I fried the thing off with the possibly rancid oil we had in the pantry.
Oil’s not supposed to smell like a crayon, is it? Wait, I’m the professional food writer here. Aren’t I supposed to know this? Shit. I’ve been exposed.
As the truffle enjoyed its oil bath, I squeezed some Heinz ketchup into a little dipping bowl.
Then I gilded the ketchup with some gold leaf. If you’re wondering why I have gold leaf just laying around, it’s because I once wrapped a hot dog in it for my day job at The Takeout. Wait. Are you saying you don’t just have gold leaf sitting in your pantry right now? Commoner.
After a few minutes, the deep-fried truffle was ready to go.
It did transform into a deep shade of brown, which made me feel like I’d burned the coating, but it smelled fine. Speaking of, that interesting truffle smell that had been emanating from it mere minutes ago was completely gone, and now replaced by the scent of cooking oil.
Truffles are prized for their smell, and I’d basically just turned this into a fried knob that could have been practically anything. Amazing.
I let Davida take the first bite of the deep-fried truffle.
She dipped it into a generous amount of golded (I made that word up just now) Heinz ketchup and took a big bite. I watched her munch on it for a minute and a quizzical expression showed up on her face.
“I wasn’t expecting my teeth to just sink into it like that,” she said, while handing the remainder of the truffle over. “This is your Piss Christ.”
I looked at her and blinked. Then I looked down at the truffle in my hand, dunked it into the ketchup, and took a nervous bite.
What an odd experience.
First of all, I wasn’t expecting the thing to be so…juicy. A truffle in its natural form feels pretty dry and leathery. When you grate one, the fresh truffle can sometimes have the same textural appeal of pencil shavings applied directly to your food. But when I deep-fried it, the thing had apparently steamed itself from the inside out.
I’ve never really experienced anything like it. The truffle was crumbly but very moist, as you can tell by the photo, and broke apart into little constituent bits as I chewed it. It almost had the texture of a steamed cauliflower floret, now that I think about it.
And yes, that signature black truffle flavor was front and center, even through the hefty coat of ketchup I’d put on it. The heavily seasoned Shake ‘N Bake coating was pretty strong and salty up front, but eventually caved into the truffle aftertaste, which lingered quite a bit afterwards. I’d actually say the whole thing was pretty good, in a Midwestern fairgrounds sort of way.

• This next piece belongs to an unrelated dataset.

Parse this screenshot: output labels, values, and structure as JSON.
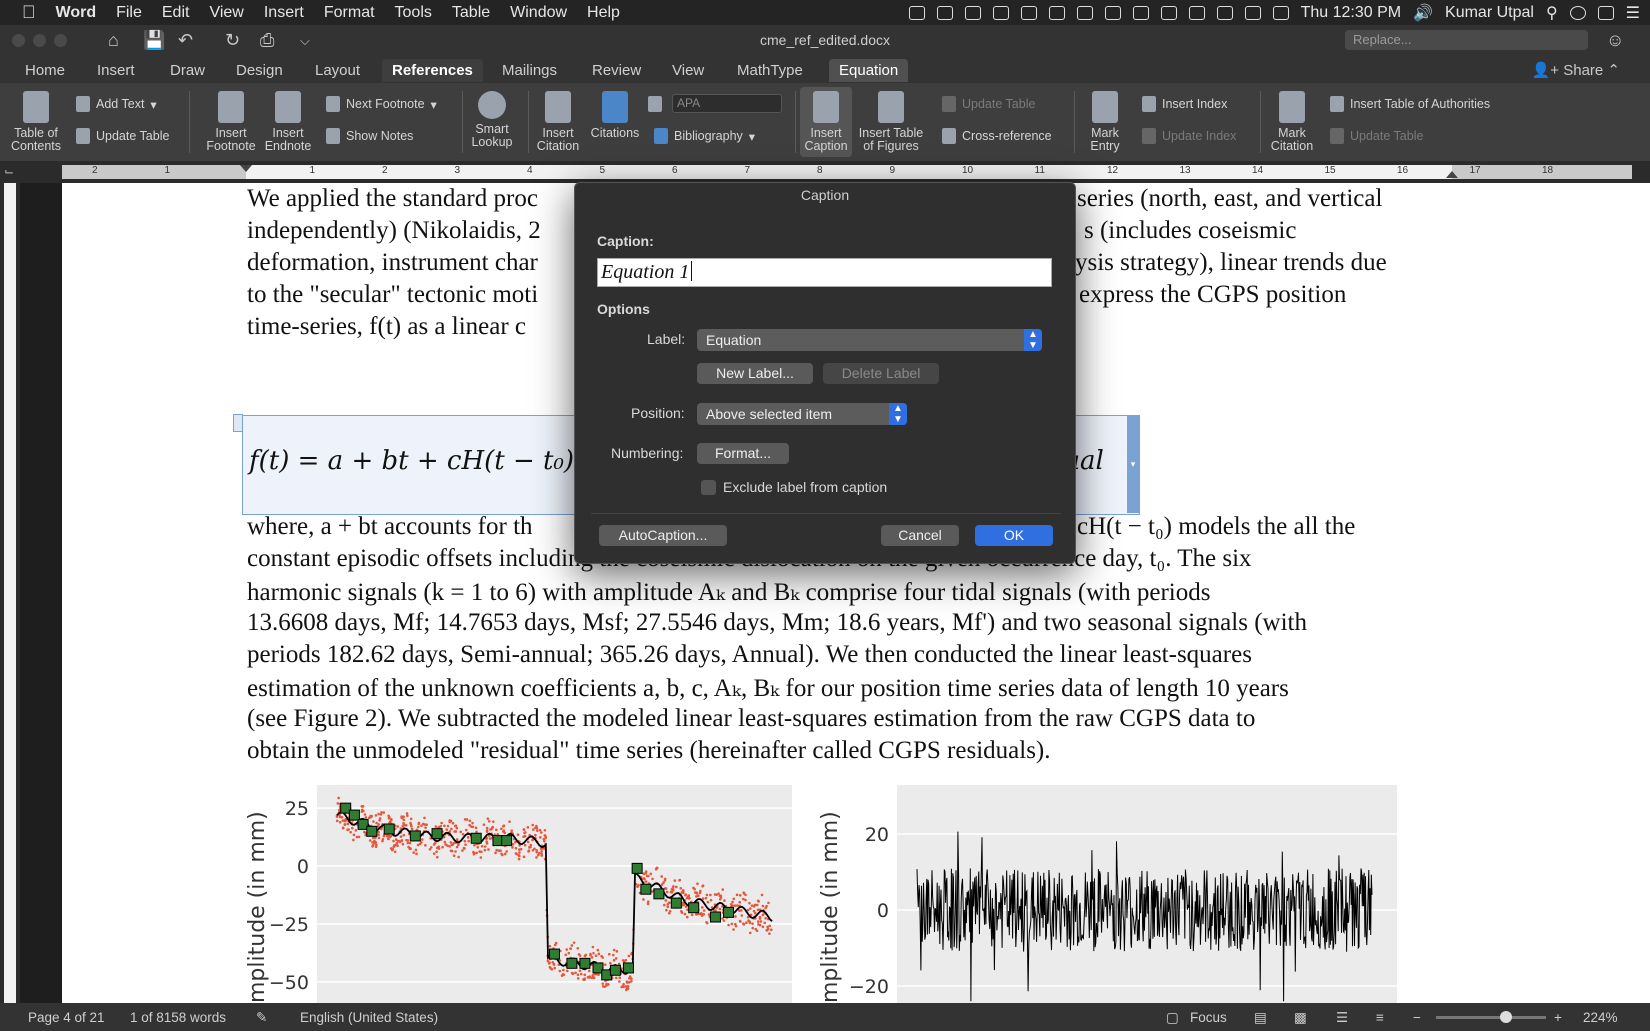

Heh. That was the most expensive single breaded mushroom (technically a tuber, but whatever) ever known to man, probably. I can feel all the French chefs of years past just rolling around in their graves, since I disrespected a sacred ingredient in the most American way I knew how. Hell, I can even feel all the living French chefs in kitchens across the world clutching their faces in horror right now. Whatever.
It’s not like I’m not going to crap this thing out tomorrow, anyway. Hopefully that experience is as luxurious as its main ingredient.
Classic Dannis, ending the newsletter on a brown note this week. If you liked my truffle escapades, don’t forget to share this thing by forwarding it to your entire extended family, or by clicking on this handy button to share it on social media:
And don’t worry. Despite my diet, I’ll still remain your working-class friend, mostly because deep-frying a truffle is possibly going to drive me down a tax bracket.
I won’t bug you about upgrading your subscription too much down here in the footer as much as I usually do. At this point you probably already know that once you sign up, you get exclusive editions nearly every week (today’s a rare exception) as well as unfettered access to the three-year-and-running archive at foodisstupid.substack.com.
Lastly, I’d like to thank the anonymous benefactor who hooked me up today. While your identity will remain in the shadows, you afforded me the ability to fuck around with an ingredient I never expected to handle on my own.
As always, I love you all, and I’ll hop into your inboxes next week. Probably with a stunt that costs me way less.
"This is your piss Christ."
A new high water mark in excellent investigative food journalism.